The claimant, a vet, was injured in an RTA in 1982. In 1996 the action was struck out for want of prosecution even though liability had been admitted. In 2002 the claimant commenced proceedings against his former solicitors who admitted liability. In 1983 it had been discovered that, in addition to more obvious injuries, the claimant had suffered what was for many years thought to have been a false traumatic aneurysm.
Since that date, the claimant had not worked, or had not worked in the same way, as he had done prior to the accident. The claimant’s research had satisfied him that surgery to correct the false aneurysm carried with it a significant risk of death or stroke and he had refused to have the operation.
The defendants said that he had behaved unreasonably as the risk was low and that in refusing surgery he was failing to mitigate his loss. In August 2004 a further scan showed that he did not have a false aneurysm and as a result he did not require surgery and could have worked in exactly the same way as he had worked before the accident.
The joint experts in the new proceedings said that, if they had been instructed in relation to the original proceedings, the scan which they performed in 2004 would have been performed in 1996 and therefore the original trial judge would have been aware that the claimant was not suffering from the condition.

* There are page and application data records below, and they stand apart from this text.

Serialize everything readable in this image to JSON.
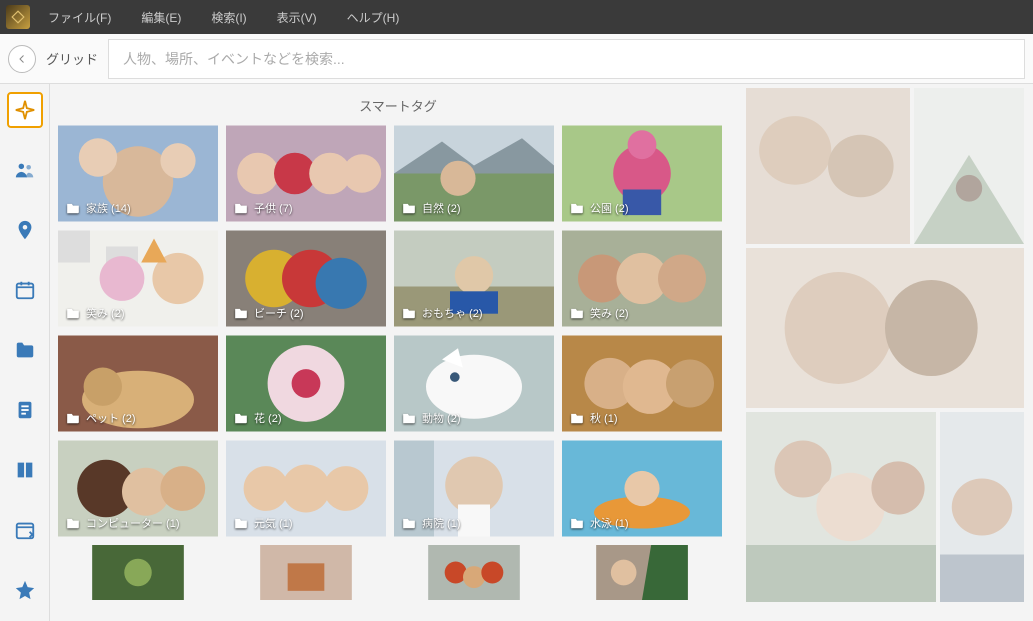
{
  "menubar": {
    "items": [
      "ファイル(F)",
      "編集(E)",
      "検索(I)",
      "表示(V)",
      "ヘルプ(H)"
    ]
  },
  "search": {
    "grid_label": "グリッド",
    "placeholder": "人物、場所、イベントなどを検索..."
  },
  "smart_tags": {
    "title": "スマートタグ",
    "tiles": [
      {
        "label": "家族 (14)",
        "palette": "family"
      },
      {
        "label": "子供 (7)",
        "palette": "kids"
      },
      {
        "label": "自然 (2)",
        "palette": "nature"
      },
      {
        "label": "公園 (2)",
        "palette": "park"
      },
      {
        "label": "笑み (2)",
        "palette": "smile"
      },
      {
        "label": "ビーチ (2)",
        "palette": "beach"
      },
      {
        "label": "おもちゃ (2)",
        "palette": "toy"
      },
      {
        "label": "笑み (2)",
        "palette": "smile2"
      },
      {
        "label": "ペット (2)",
        "palette": "pet"
      },
      {
        "label": "花 (2)",
        "palette": "flower"
      },
      {
        "label": "動物 (2)",
        "palette": "animal"
      },
      {
        "label": "秋 (1)",
        "palette": "autumn"
      },
      {
        "label": "コンピューター (1)",
        "palette": "computer"
      },
      {
        "label": "元気 (1)",
        "palette": "genki"
      },
      {
        "label": "病院 (1)",
        "palette": "hospital"
      },
      {
        "label": "水泳 (1)",
        "palette": "swim"
      }
    ],
    "tiles_partial": [
      {
        "palette": "p1"
      },
      {
        "palette": "p2"
      },
      {
        "palette": "p3"
      },
      {
        "palette": "p4"
      }
    ]
  },
  "nav": {
    "items": [
      "smart",
      "people",
      "places",
      "calendar",
      "folder",
      "document",
      "book",
      "import",
      "star"
    ]
  }
}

The Court of Appeal allowed an appeal by the claimant holding that, where evidence became available for the first time after the date of the original trial in an action seeking to assess damages for a loss of chance, unless the evidence related to some entirely new matter, which could not have been known about at the date of the original trial, the facts as they had turned out should be taken into account by the trial Judge.
The scan and opinion produced in 2004, and the fact that it would probably have been available at the date of the notional trial, had a material influence on the question whether the claimant stood a good chance of convincing a Judge in 1996 that he was acting reasonably. The evidence ought to be admissible on the basis that it was better not to speculate where hindsight could lead to a more accurate assessment of what a claimant had lost.
In assessing damages, in relation to earnings between 1982 and 2004, the claimant was to be treated as having had the false aneurysm diagnosed up until that date and there would be no deduction for any failure to mitigate.
Partial waiver of privilege does not open floodgates
In a commercial case, the claimant disclosed an attendance note, instructions to counsel and other documents that were privileged. The defendants said the claimant had waived privilege because of the disclose of documents and therefore sought disclosure of other documents.
However the court held that, where a party waived legal professional privilege by disclosing advice given in relation to one transaction, fairness did not require that the court should see all advice relating to the dispute within the relevant period.
Fulham Leisure Holdings Limited -v- Nicholson Graham and Jones. Chancery Division, 14 February 2006, Times Law Reports.
Another attempt to resile from admission
The claimant suffered a back injury while pushing a patient in a bed. Prior to issue the NHSLA admitted liability. The defence sought to withdraw from the admission. Thereafter the defendants did nothing. No application was ever made to the court and no evidence was ever produced to support the grounds for seeking to withdrawn the admission.
At trial, the claimant argued that the pre-proceedings admission should stand in the absence of any application by the defendants. The defendants accepted that they needed to make an application but failed to do so until requested by the Judge. The Judge then refused the defendants application.
The Judge was heavily influenced by the reasoning of Mr Justice Sumner in Basildon and Thurrock University NHS Trust -v- Braybrook (7th October 2004), going through the factors the court has to look at in applying the overriding objective. There was no mention, however, of the recent decision in Sowerby -v- Charlton.